▸ YOUR INSTRUCTIONS: Pick out all lines in the listing holding the string "Hodnocení" and copy them.

────────────────────

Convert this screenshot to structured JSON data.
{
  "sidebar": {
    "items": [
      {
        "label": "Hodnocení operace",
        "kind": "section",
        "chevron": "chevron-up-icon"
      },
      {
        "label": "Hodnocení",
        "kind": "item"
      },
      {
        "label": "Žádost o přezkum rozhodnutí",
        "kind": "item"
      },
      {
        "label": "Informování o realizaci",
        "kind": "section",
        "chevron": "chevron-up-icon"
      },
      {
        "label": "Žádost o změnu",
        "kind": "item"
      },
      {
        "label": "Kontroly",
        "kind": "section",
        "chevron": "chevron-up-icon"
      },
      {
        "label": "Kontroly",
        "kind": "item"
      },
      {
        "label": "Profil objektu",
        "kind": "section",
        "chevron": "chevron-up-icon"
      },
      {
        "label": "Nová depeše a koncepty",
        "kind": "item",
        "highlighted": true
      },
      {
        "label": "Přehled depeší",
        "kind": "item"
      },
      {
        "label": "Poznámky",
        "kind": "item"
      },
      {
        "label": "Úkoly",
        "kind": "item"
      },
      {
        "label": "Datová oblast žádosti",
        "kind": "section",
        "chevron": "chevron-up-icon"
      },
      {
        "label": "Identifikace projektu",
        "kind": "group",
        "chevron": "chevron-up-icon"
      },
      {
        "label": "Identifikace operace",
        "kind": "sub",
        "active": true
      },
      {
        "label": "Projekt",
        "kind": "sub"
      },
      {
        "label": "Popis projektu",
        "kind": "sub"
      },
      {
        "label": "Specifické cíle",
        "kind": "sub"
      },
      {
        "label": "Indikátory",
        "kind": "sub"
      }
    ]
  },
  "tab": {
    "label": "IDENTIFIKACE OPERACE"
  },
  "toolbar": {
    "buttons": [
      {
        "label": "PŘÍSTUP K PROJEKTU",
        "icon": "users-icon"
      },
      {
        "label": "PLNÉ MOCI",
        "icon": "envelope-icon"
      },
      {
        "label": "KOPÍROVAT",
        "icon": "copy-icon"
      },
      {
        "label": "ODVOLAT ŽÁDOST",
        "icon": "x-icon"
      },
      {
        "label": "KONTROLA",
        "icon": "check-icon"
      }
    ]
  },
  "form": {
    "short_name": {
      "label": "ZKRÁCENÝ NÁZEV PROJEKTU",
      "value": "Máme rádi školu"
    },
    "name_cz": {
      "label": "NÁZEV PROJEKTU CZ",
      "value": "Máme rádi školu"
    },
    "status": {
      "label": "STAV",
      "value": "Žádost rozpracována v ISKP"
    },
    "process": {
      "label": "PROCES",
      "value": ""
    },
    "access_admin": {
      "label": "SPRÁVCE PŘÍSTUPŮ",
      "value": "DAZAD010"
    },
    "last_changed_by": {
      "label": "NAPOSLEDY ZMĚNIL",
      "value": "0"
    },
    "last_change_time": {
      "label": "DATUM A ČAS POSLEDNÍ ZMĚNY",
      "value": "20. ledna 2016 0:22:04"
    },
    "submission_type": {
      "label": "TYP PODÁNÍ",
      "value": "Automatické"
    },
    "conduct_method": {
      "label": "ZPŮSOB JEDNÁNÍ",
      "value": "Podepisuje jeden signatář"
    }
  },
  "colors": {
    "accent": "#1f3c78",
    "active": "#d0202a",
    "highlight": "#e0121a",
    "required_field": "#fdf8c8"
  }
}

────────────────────

▸ OUTPUT:
        "label": "Hodnocení operace",
        "label": "Hodnocení",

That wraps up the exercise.